▶ **Your instructions**
Line by line, copy the data below exactly.

▶ **Given data**
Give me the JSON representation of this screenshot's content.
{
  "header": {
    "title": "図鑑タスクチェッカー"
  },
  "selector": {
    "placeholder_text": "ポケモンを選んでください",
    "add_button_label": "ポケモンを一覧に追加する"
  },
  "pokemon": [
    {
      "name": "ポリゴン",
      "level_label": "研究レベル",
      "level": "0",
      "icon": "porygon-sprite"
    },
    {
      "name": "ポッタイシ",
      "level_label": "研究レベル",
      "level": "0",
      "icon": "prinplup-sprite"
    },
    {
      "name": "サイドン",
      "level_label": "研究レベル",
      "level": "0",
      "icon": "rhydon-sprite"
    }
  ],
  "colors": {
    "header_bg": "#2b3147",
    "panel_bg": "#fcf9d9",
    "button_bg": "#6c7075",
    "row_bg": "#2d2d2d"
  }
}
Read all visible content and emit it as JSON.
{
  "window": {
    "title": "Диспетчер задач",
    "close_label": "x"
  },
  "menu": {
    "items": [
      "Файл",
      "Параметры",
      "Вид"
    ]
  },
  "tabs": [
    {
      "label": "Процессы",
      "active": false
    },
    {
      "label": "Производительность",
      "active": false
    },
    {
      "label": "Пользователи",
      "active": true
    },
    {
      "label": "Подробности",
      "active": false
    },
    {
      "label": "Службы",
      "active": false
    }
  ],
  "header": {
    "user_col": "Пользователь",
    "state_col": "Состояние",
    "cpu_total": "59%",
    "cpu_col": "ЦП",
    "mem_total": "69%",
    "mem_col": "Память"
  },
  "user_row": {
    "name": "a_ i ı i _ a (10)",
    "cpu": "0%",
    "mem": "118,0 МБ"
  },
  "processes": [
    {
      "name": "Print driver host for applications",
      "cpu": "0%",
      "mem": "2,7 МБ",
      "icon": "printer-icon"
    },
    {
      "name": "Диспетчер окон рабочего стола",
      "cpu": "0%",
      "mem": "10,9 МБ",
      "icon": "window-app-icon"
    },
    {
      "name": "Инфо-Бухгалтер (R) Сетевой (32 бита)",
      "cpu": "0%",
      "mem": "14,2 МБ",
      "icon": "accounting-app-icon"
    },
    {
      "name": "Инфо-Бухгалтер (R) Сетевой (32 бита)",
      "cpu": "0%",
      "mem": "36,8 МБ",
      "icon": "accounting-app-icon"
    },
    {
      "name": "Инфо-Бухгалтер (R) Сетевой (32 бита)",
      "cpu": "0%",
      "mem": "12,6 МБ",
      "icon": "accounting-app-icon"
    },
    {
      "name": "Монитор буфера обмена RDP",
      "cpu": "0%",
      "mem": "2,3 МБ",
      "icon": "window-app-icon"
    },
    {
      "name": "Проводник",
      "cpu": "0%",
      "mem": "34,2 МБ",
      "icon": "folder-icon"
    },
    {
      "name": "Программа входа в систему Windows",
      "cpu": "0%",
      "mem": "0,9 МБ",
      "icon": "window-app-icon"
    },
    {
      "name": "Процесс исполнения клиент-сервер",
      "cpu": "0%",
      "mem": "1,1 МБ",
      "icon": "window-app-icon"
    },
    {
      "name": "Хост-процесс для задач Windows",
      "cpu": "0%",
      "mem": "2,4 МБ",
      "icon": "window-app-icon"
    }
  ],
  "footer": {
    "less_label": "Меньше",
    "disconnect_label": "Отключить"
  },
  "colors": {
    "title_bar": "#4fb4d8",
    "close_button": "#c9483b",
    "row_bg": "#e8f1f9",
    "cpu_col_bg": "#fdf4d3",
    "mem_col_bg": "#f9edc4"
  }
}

▶ **Response to this task**
Give me the JSON representation of this screenshot's content.
{
  "header": {
    "title": "図鑑タスクチェッカー"
  },
  "selector": {
    "placeholder_text": "ポケモンを選んでください",
    "add_button_label": "ポケモンを一覧に追加する"
  },
  "pokemon": [
    {
      "name": "ポリゴン",
      "level_label": "研究レベル",
      "level": "0",
      "icon": "porygon-sprite"
    },
    {
      "name": "ポッタイシ",
      "level_label": "研究レベル",
      "level": "0",
      "icon": "prinplup-sprite"
    },
    {
      "name": "サイドン",
      "level_label": "研究レベル",
      "level": "0",
      "icon": "rhydon-sprite"
    }
  ],
  "colors": {
    "header_bg": "#2b3147",
    "panel_bg": "#fcf9d9",
    "button_bg": "#6c7075",
    "row_bg": "#2d2d2d"
  }
}
Read all visible content and emit it as JSON.
{
  "window": {
    "title": "Диспетчер задач",
    "close_label": "x"
  },
  "menu": {
    "items": [
      "Файл",
      "Параметры",
      "Вид"
    ]
  },
  "tabs": [
    {
      "label": "Процессы",
      "active": false
    },
    {
      "label": "Производительность",
      "active": false
    },
    {
      "label": "Пользователи",
      "active": true
    },
    {
      "label": "Подробности",
      "active": false
    },
    {
      "label": "Службы",
      "active": false
    }
  ],
  "header": {
    "user_col": "Пользователь",
    "state_col": "Состояние",
    "cpu_total": "59%",
    "cpu_col": "ЦП",
    "mem_total": "69%",
    "mem_col": "Память"
  },
  "user_row": {
    "name": "a_ i ı i _ a (10)",
    "cpu": "0%",
    "mem": "118,0 МБ"
  },
  "processes": [
    {
      "name": "Print driver host for applications",
      "cpu": "0%",
      "mem": "2,7 МБ",
      "icon": "printer-icon"
    },
    {
      "name": "Диспетчер окон рабочего стола",
      "cpu": "0%",
      "mem": "10,9 МБ",
      "icon": "window-app-icon"
    },
    {
      "name": "Инфо-Бухгалтер (R) Сетевой (32 бита)",
      "cpu": "0%",
      "mem": "14,2 МБ",
      "icon": "accounting-app-icon"
    },
    {
      "name": "Инфо-Бухгалтер (R) Сетевой (32 бита)",
      "cpu": "0%",
      "mem": "36,8 МБ",
      "icon": "accounting-app-icon"
    },
    {
      "name": "Инфо-Бухгалтер (R) Сетевой (32 бита)",
      "cpu": "0%",
      "mem": "12,6 МБ",
      "icon": "accounting-app-icon"
    },
    {
      "name": "Монитор буфера обмена RDP",
      "cpu": "0%",
      "mem": "2,3 МБ",
      "icon": "window-app-icon"
    },
    {
      "name": "Проводник",
      "cpu": "0%",
      "mem": "34,2 МБ",
      "icon": "folder-icon"
    },
    {
      "name": "Программа входа в систему Windows",
      "cpu": "0%",
      "mem": "0,9 МБ",
      "icon": "window-app-icon"
    },
    {
      "name": "Процесс исполнения клиент-сервер",
      "cpu": "0%",
      "mem": "1,1 МБ",
      "icon": "window-app-icon"
    },
    {
      "name": "Хост-процесс для задач Windows",
      "cpu": "0%",
      "mem": "2,4 МБ",
      "icon": "window-app-icon"
    }
  ],
  "footer": {
    "less_label": "Меньше",
    "disconnect_label": "Отключить"
  },
  "colors": {
    "title_bar": "#4fb4d8",
    "close_button": "#c9483b",
    "row_bg": "#e8f1f9",
    "cpu_col_bg": "#fdf4d3",
    "mem_col_bg": "#f9edc4"
  }
}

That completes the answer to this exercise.